Sure enough, both the BRI and Beijing’s trading practices pose a substantial challenge for the West, but these challenges are distinct and different: ostracization will not right unfair practices nor will it stop the BRI. Rather, it is likely to perpetuate the former and prevent any realistic ability to affect the latter, which, indeed, comes partly as a response to a real US$15-trillion gap in infrastructure investment globally.

On Canada’s radar?

Although Ottawa may be leaning toward a China pushback agenda, circumventing the world’s third largest economy (counting the EU) is somewhat inconsistent with the goal of trade diversification and a tradition of foreign policy independence. While the exercise of prudence toward China’s self-serving practices is appropriate, Canada may want to observe how what looks like a fledgling Sino-Italian modus operandi develops going forward.

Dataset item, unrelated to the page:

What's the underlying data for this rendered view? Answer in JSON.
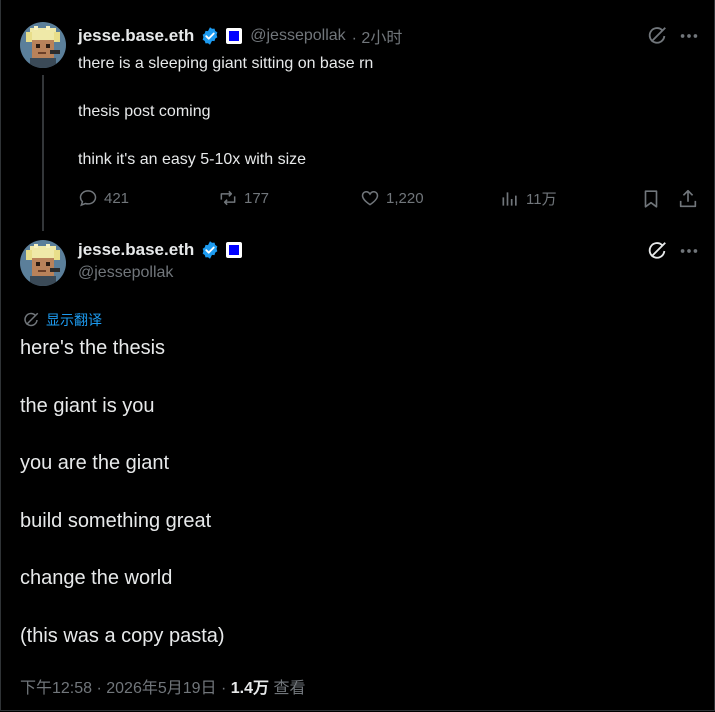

Like U.S.-created institutions have served to reassure both friends and foes during America’s rise, so too could China-led institutionalization offer a similar pathway to work with China as a constructive partner in today’s global order. The AIIB, and even informal documents like MoUs, can help partner states to work principles and transparency into the BRI that can alleviate some of its biases and ensure a level playing field. The caveats and references to EU and international norms in Italy’s MoUs with China seems to be pushing in that direction. As the debate around Canada’s AIIB membership is revived, this is a consideration that forces across the political spectrum should bear in mind.          

Canada, like Italy, is a shareholder in the AIIB, an institution Rome has vowed to involve in the implementation of some of the projects agreed upon with China. Canada expressed an interest in also working with the AIIB, so that will be a further area Ottawa may wish to explore.

At a higher level, offering alternative development pathways– in the spirit of coexistence and complementarity with BRI – would make common, global sense. With the adoption of the Connecting Europe and Asia strategy, the EU has taken that route. Yet, in that context, the plurality of economic and geopolitical interests is such that multilateralism and bilateralism will complement one another. On the other hand, the United States has yet to formulate a coherent overall strategy to fill the global infrastructure gap, though an important Washington think-tank just released a promising blueprint. This is another area whose developments Ottawa may wish to watch. The deal FinDev Canada has struck with the U.S. government’s Overseas Private Investment Corp. (OPIC) and the EU to constitute a tripartite development finance instrument may be positive in that regard.

However, as evidenced by the recent arrest in China of two Canadian citizens, Canada-China relations are at their lowest point. The paradox is that this turn of events was not intended by either side. Canada has more to lose from a protracted standoff and despite everything it makes sense to find a shared grammar with China. By playing deaf on the matter, Beijing seems to be conveying its refusal to have ad hoc, selective discussions. While second-track and subnational channels are valuable, it might take a more conspicuous gesture to unlock the situation. However, in a small first step, possibly destined to become part of a multipronged re-engagement, cultural diplomacy, along the lines of Italy’s example, could assist Canada in transcending the impasse. Canada too is rich in UNESCO World Heritage Sites. Perhaps, contacts around this shared issue could open up the space conducive to rebuilding good faith.

The views expressed here are those of the author, and do not necessarily represent the views of the Asia Pacific Foundation of Canada.

Nicola P. Contessi

Nicola P. Contessi, PhD is an international affairs specialist with expertise in global governance, foreign and security policy, and international transportation.